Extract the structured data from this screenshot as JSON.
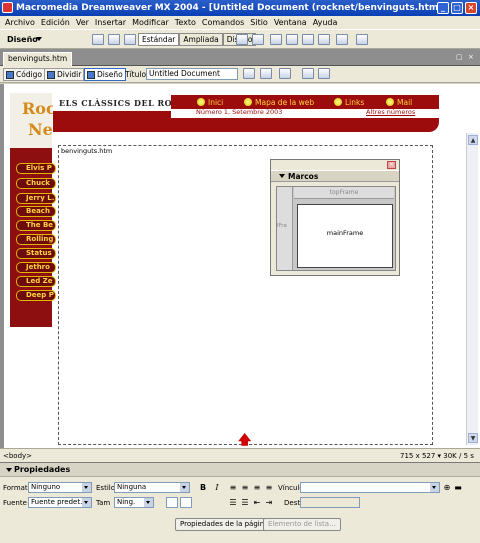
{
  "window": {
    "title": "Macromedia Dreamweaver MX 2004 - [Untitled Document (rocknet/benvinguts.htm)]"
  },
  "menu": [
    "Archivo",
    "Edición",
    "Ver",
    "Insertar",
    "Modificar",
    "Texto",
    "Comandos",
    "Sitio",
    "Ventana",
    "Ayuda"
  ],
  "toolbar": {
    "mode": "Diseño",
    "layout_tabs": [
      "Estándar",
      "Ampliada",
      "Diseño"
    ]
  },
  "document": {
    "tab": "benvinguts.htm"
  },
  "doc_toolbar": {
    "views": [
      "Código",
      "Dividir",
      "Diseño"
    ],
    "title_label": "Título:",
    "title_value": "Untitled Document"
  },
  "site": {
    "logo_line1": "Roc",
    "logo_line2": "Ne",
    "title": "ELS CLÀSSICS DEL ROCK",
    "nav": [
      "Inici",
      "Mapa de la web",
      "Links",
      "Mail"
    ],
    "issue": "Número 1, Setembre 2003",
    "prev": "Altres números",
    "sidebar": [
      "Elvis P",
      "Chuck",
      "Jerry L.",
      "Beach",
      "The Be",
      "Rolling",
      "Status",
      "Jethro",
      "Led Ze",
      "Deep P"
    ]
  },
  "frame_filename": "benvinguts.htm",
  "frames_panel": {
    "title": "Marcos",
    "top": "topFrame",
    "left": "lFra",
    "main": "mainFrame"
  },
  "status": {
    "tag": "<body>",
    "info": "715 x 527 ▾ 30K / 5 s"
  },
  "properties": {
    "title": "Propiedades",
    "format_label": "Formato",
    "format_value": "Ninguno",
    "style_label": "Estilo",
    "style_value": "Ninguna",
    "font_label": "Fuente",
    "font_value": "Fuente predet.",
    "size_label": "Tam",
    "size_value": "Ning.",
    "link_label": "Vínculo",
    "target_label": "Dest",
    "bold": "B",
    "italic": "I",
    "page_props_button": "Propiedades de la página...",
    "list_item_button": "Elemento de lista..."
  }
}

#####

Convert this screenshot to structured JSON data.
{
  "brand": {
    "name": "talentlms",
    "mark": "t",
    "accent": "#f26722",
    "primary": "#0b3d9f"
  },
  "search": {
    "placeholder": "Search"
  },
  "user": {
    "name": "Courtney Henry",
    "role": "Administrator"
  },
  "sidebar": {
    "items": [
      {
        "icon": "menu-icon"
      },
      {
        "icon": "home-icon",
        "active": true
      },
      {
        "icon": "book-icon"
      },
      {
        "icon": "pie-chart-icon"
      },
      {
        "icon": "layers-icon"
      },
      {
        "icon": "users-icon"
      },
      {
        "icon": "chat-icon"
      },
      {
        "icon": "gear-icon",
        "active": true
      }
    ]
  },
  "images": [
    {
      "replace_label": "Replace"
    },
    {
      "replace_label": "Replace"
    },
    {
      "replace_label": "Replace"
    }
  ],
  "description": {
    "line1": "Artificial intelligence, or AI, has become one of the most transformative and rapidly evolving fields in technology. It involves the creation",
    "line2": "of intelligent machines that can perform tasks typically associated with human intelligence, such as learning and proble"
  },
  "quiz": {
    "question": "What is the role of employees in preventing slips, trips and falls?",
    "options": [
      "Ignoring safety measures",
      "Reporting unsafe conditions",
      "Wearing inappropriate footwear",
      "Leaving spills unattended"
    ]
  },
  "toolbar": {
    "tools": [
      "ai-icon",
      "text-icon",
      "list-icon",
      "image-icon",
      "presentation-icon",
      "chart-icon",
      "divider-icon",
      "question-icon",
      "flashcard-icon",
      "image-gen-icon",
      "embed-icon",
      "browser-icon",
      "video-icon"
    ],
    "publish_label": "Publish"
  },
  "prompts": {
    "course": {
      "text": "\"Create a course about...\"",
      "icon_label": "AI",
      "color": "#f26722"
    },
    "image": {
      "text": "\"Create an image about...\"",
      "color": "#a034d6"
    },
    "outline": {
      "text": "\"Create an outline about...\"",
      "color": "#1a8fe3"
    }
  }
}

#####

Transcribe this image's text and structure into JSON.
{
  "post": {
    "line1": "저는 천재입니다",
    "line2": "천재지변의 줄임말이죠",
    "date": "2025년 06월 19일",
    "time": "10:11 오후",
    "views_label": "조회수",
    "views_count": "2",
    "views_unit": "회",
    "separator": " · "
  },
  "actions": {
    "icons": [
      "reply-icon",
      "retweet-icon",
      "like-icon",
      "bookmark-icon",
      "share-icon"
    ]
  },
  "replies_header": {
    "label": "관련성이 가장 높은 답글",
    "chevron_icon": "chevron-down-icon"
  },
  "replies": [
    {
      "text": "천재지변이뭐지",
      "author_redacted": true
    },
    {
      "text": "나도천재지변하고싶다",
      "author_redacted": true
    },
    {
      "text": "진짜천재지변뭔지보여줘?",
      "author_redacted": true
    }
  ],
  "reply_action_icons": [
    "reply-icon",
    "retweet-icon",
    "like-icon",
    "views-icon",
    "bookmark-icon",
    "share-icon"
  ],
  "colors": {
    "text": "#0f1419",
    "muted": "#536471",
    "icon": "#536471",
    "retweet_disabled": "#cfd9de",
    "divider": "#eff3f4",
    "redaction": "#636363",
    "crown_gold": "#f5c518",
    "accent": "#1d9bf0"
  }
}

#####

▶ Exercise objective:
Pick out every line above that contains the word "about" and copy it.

▶ Exercise output:
      "text": "\"Create a course about...\"",
      "text": "\"Create an image about...\"",
      "text": "\"Create an outline about...\"",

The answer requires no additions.